The Times has been warned before about Bronner. When the Electronic Intifada reported that Bronner’s son had joined the Israeli army, then-Public Editor Clark Hoyt recommended that Bronner be reassigned. As with his son’s army service, Bronner did not appear to have disclosed to the Times his relationship with Lone Star Communications. When I asked the Times’ Standards Editor Phil Corbett if Bronner’s involvement with the PR firm violated Times ethics policy, he did not request further details or allow me to submit specific questions. Instead, I was informed through an intermediary, Times’ VP for Corporate Communications Eileen Murphy, that the Times viewed Bronner’s emailed response to me as sufficient, and had no doubts about his integrity. It seems fairly clear at this point, after two major conflicts of interest have been exposed, that the Times has afforded Bronner a level of impunity that no reporter should enjoy.

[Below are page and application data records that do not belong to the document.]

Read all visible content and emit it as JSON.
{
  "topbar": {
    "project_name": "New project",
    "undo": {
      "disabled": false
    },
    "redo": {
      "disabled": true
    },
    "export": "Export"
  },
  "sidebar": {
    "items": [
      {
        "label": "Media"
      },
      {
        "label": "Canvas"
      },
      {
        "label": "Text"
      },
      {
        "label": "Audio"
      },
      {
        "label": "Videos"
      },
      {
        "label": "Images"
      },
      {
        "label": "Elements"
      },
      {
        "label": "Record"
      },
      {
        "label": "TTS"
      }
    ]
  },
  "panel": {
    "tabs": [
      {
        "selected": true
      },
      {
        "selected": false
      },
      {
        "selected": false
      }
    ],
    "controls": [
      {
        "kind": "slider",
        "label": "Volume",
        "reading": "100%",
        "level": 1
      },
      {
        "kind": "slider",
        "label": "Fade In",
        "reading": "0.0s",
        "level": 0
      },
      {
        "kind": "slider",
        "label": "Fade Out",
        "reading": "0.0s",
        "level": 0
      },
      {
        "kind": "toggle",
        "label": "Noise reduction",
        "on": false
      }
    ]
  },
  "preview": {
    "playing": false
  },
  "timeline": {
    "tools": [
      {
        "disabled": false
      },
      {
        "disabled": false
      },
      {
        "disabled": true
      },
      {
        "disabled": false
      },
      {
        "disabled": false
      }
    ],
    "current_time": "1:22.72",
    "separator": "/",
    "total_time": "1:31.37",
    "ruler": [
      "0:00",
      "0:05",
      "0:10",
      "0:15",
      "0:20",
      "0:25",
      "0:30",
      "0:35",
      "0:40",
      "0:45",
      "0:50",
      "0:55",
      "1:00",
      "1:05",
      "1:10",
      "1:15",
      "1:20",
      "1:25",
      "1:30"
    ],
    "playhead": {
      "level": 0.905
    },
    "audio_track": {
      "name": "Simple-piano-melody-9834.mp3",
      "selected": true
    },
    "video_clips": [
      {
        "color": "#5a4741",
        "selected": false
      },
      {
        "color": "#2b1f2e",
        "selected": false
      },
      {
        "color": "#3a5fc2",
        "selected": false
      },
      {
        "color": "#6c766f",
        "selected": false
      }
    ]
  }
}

While reporting my story, I spoke to one of the country’s leading experts on journalism ethics, Robert Steele, who directs De Pauw University’s Janet Prindle Institute for Ethics. I described Bronner’s relationship with Lone Star in detail to Steele. His comments did not make into my report for CJR, so I have reproduced them below. In short, Steele concluded “with confidence” that Bronner has waded into “very dicey ethical territory.”

Read Steele’s remarks on Bronner here.